As the Switch’s release draws nearer and the curtain comes down on the Wii U’s short and troubled time in the market, I’ve been thinking of ways to send the machine off in a story like this. But I’ve been having trouble finding anything positive to say.
My experience with the Wii U has been, after all, almost non-existent. I played a couple of games for review and played a few more for fun, and really enjoyed those brief times, but for the most part the console has sat under my second TV gathering dust. I hated its squishy touchsceeen, the poor build quality of the controller and, most of all, the inexcusably long load times, especially on the menus.
That wasn’t going to make for a particularly enjoyable send-off for a Nintendo console. “Oh hey, goodbye, you thing I didn’t like that much and barely played”.
Just because the Wii U was an afterthought for me, though, doesn’t mean it went ignored by the rest of my household.

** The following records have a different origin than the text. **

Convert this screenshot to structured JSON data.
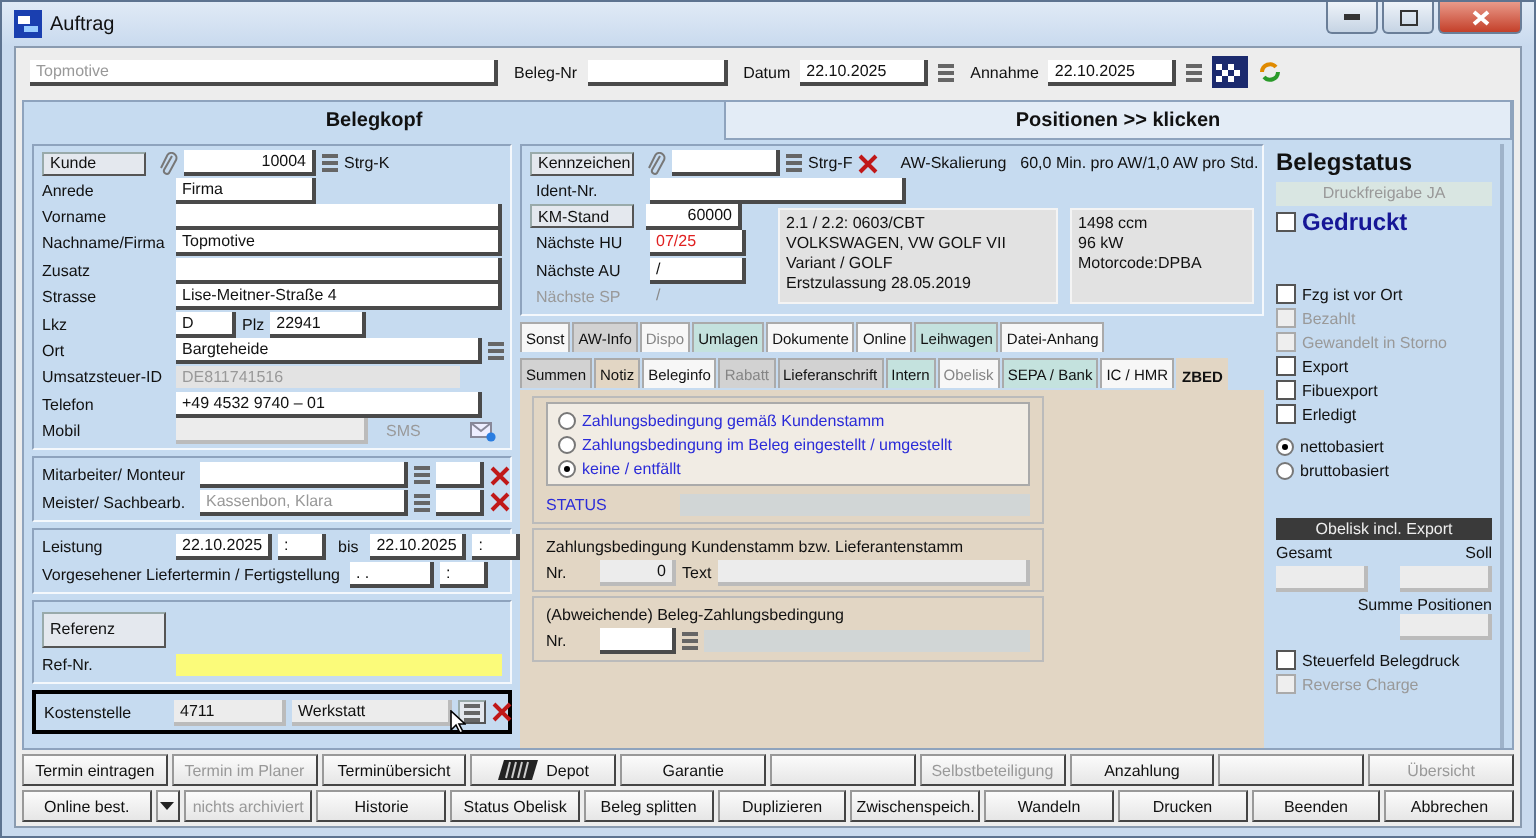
{
  "window": {
    "title": "Auftrag"
  },
  "header": {
    "company": "Topmotive",
    "beleg_nr_label": "Beleg-Nr",
    "datum_label": "Datum",
    "datum": "22.10.2025",
    "annahme_label": "Annahme",
    "annahme": "22.10.2025"
  },
  "main_tabs": [
    {
      "label": "Belegkopf",
      "selected": true
    },
    {
      "label": "Positionen >> klicken",
      "selected": false
    }
  ],
  "customer": {
    "kunde_button": "Kunde",
    "kunde_nr": "10004",
    "shortcut": "Strg-K",
    "rows": [
      {
        "kind": "short",
        "label": "Anrede",
        "value": "Firma"
      },
      {
        "kind": "full",
        "label": "Vorname"
      },
      {
        "kind": "full",
        "label": "Nachname/Firma",
        "value": "Topmotive"
      },
      {
        "kind": "full",
        "label": "Zusatz"
      },
      {
        "kind": "full",
        "label": "Strasse",
        "value": "Lise-Meitner-Straße 4"
      },
      {
        "kind": "lkz",
        "label": "Lkz",
        "value": "D",
        "plz_label": "Plz",
        "plz": "22941"
      },
      {
        "kind": "lookup",
        "label": "Ort",
        "value": "Bargteheide"
      },
      {
        "kind": "readonly",
        "label": "Umsatzsteuer-ID",
        "value": "DE811741516"
      },
      {
        "kind": "phone",
        "label": "Telefon",
        "value": "+49 4532 9740 – 01"
      },
      {
        "kind": "mobile",
        "label": "Mobil",
        "sms": "SMS"
      }
    ]
  },
  "staff": [
    {
      "label": "Mitarbeiter/ Monteur"
    },
    {
      "label": "Meister/ Sachbearb.",
      "placeholder": "Kassenbon, Klara"
    }
  ],
  "dates": {
    "leistung_label": "Leistung",
    "from": "22.10.2025",
    "from_time": ":",
    "bis_label": "bis",
    "to": "22.10.2025",
    "to_time": ":",
    "liefer_label": "Vorgesehener Liefertermin / Fertigstellung",
    "liefer_date": ". .",
    "liefer_time": ":"
  },
  "reference": {
    "button": "Referenz",
    "ref_label": "Ref-Nr."
  },
  "kostenstelle": {
    "label": "Kostenstelle",
    "nr": "4711",
    "name": "Werkstatt"
  },
  "vehicle": {
    "kennzeichen_button": "Kennzeichen",
    "shortcut": "Strg-F",
    "aw_label": "AW-Skalierung",
    "aw_value": "60,0 Min. pro AW/1,0 AW pro Std.",
    "ident_label": "Ident-Nr.",
    "km_button": "KM-Stand",
    "km": "60000",
    "dues": [
      {
        "label": "Nächste HU",
        "value": "07/25",
        "overdue": true,
        "disabled": false
      },
      {
        "label": "Nächste AU",
        "value": "/",
        "overdue": false,
        "disabled": false
      },
      {
        "label": "Nächste SP",
        "value": "/",
        "overdue": false,
        "disabled": true
      }
    ],
    "info_left": [
      "2.1 / 2.2: 0603/CBT",
      "VOLKSWAGEN, VW GOLF VII",
      "Variant / GOLF",
      "Erstzulassung 28.05.2019"
    ],
    "info_right": [
      "1498 ccm",
      "96 kW",
      "Motorcode:DPBA"
    ]
  },
  "tabs_row1": [
    {
      "label": "Sonst",
      "color": "#f7f7f7",
      "disabled": false,
      "selected": false
    },
    {
      "label": "AW-Info",
      "color": "#d2d2d2",
      "disabled": false,
      "selected": false
    },
    {
      "label": "Dispo",
      "color": "#f7f7f7",
      "disabled": true,
      "selected": false
    },
    {
      "label": "Umlagen",
      "color": "#c4e2de",
      "disabled": false,
      "selected": false
    },
    {
      "label": "Dokumente",
      "color": "#f7f7f7",
      "disabled": false,
      "selected": false
    },
    {
      "label": "Online",
      "color": "#f7f7f7",
      "disabled": false,
      "selected": false
    },
    {
      "label": "Leihwagen",
      "color": "#c4e2de",
      "disabled": false,
      "selected": false
    },
    {
      "label": "Datei-Anhang",
      "color": "#f7f7f7",
      "disabled": false,
      "selected": false
    }
  ],
  "tabs_row2": [
    {
      "label": "Summen",
      "color": "#d2d2d2",
      "disabled": false,
      "selected": false
    },
    {
      "label": "Notiz",
      "color": "#e2d6c4",
      "disabled": false,
      "selected": false
    },
    {
      "label": "Beleginfo",
      "color": "#f7f7f7",
      "disabled": false,
      "selected": false
    },
    {
      "label": "Rabatt",
      "color": "#d2d2d2",
      "disabled": true,
      "selected": false
    },
    {
      "label": "Lieferanschrift",
      "color": "#d2d2d2",
      "disabled": false,
      "selected": false
    },
    {
      "label": "Intern",
      "color": "#c4e2de",
      "disabled": false,
      "selected": false
    },
    {
      "label": "Obelisk",
      "color": "#f7f7f7",
      "disabled": true,
      "selected": false
    },
    {
      "label": "SEPA / Bank",
      "color": "#c4e2de",
      "disabled": false,
      "selected": false
    },
    {
      "label": "IC / HMR",
      "color": "#f7f7f7",
      "disabled": false,
      "selected": false
    },
    {
      "label": "ZBED",
      "color": "#e2d6c4",
      "disabled": false,
      "selected": true
    }
  ],
  "zbed": {
    "options": [
      {
        "label": "Zahlungsbedingung gemäß Kundenstamm",
        "selected": false
      },
      {
        "label": "Zahlungsbedingung im Beleg eingestellt / umgestellt",
        "selected": false
      },
      {
        "label": "keine / entfällt",
        "selected": true
      }
    ],
    "status_label": "STATUS",
    "kunden_title": "Zahlungsbedingung Kundenstamm bzw. Lieferantenstamm",
    "kunden_nr_label": "Nr.",
    "kunden_nr": "0",
    "text_label": "Text",
    "beleg_title": "(Abweichende) Beleg-Zahlungsbedingung",
    "beleg_nr_label": "Nr."
  },
  "status": {
    "title": "Belegstatus",
    "release": "Druckfreigabe JA",
    "printed": {
      "label": "Gedruckt",
      "checked": false
    },
    "checks": [
      {
        "label": "Fzg ist vor Ort",
        "checked": false,
        "disabled": false
      },
      {
        "label": "Bezahlt",
        "checked": false,
        "disabled": true
      },
      {
        "label": "Gewandelt in Storno",
        "checked": false,
        "disabled": true
      },
      {
        "label": "Export",
        "checked": false,
        "disabled": false
      },
      {
        "label": "Fibuexport",
        "checked": false,
        "disabled": false
      },
      {
        "label": "Erledigt",
        "checked": false,
        "disabled": false
      }
    ],
    "basis": [
      {
        "label": "nettobasiert",
        "selected": true
      },
      {
        "label": "bruttobasiert",
        "selected": false
      }
    ],
    "obelisk": "Obelisk incl. Export",
    "gesamt": "Gesamt",
    "soll": "Soll",
    "summe": "Summe Positionen",
    "bottom_checks": [
      {
        "label": "Steuerfeld Belegdruck",
        "checked": false,
        "disabled": false
      },
      {
        "label": "Reverse Charge",
        "checked": false,
        "disabled": true
      }
    ]
  },
  "buttons_row1": [
    {
      "kind": "text",
      "label": "Termin eintragen",
      "disabled": false
    },
    {
      "kind": "text",
      "label": "Termin im Planer",
      "disabled": true
    },
    {
      "kind": "text",
      "label": "Terminübersicht",
      "disabled": false
    },
    {
      "kind": "depot",
      "label": "Depot",
      "disabled": false
    },
    {
      "kind": "text",
      "label": "Garantie",
      "disabled": false
    },
    {
      "kind": "blank"
    },
    {
      "kind": "text",
      "label": "Selbstbeteiligung",
      "disabled": true
    },
    {
      "kind": "text",
      "label": "Anzahlung",
      "disabled": false
    },
    {
      "kind": "blank"
    },
    {
      "kind": "text",
      "label": "Übersicht",
      "disabled": true
    }
  ],
  "buttons_row2": [
    {
      "kind": "dropdown",
      "label": "Online best.",
      "disabled": false
    },
    {
      "kind": "text",
      "label": "nichts archiviert",
      "disabled": true
    },
    {
      "kind": "text",
      "label": "Historie",
      "disabled": false
    },
    {
      "kind": "text",
      "label": "Status Obelisk",
      "disabled": false
    },
    {
      "kind": "text",
      "label": "Beleg splitten",
      "disabled": false
    },
    {
      "kind": "text",
      "label": "Duplizieren",
      "disabled": false
    },
    {
      "kind": "text",
      "label": "Zwischenspeich.",
      "disabled": false
    },
    {
      "kind": "text",
      "label": "Wandeln",
      "disabled": false
    },
    {
      "kind": "text",
      "label": "Drucken",
      "disabled": false
    },
    {
      "kind": "text",
      "label": "Beenden",
      "disabled": false
    },
    {
      "kind": "text",
      "label": "Abbrechen",
      "disabled": false
    }
  ]
}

I have two kids. The youngest is my son, who is now almost four. Not long after his second birthday, he was growing aware enough to see that everyone else in the house was playing video games, and he wanted in on that action. My PC was strictly out of bounds, the PS4 and Xbox One were too complicated for his little hands, Android’s tablet interface wasn’t compatible with stubby fingers and my daughter’s 2DS was very much hers and nobody else’s.
Wanting to play games and unable to do so on most of the house’s main platforms, he started wandering out to the TV in the family room to play what he still to this day calls “The Big Nintendo” (the honour of “The Little Nintendo” going to what’s now a shared 2DS).
I was more than happy to let him play on it because a) I am cool with my kids playing video games, and b) it’s not like I was ever using the Wii U. And if anyone else wanted to use the TV it was plugged into, he could just use the controller’s screen. From my perspective, it was a pairing made of convenience, a blip on my parental radar.
From his perspective, it has been life-changing.
It’s not until I sat down with him for the first time to show him how to use the console that I realised how intuitive everything was compared to, well, pretty much anything else in the house that played games. The power button for the entire console was right there on the controller and it was red. Once the menu popped up on the screen he could touch it, just like a tablet, and it was pretty easy to show him how to “tap the moustache man” to start playing a game. It was all stuff he could easily remember then do on his own without help in the future.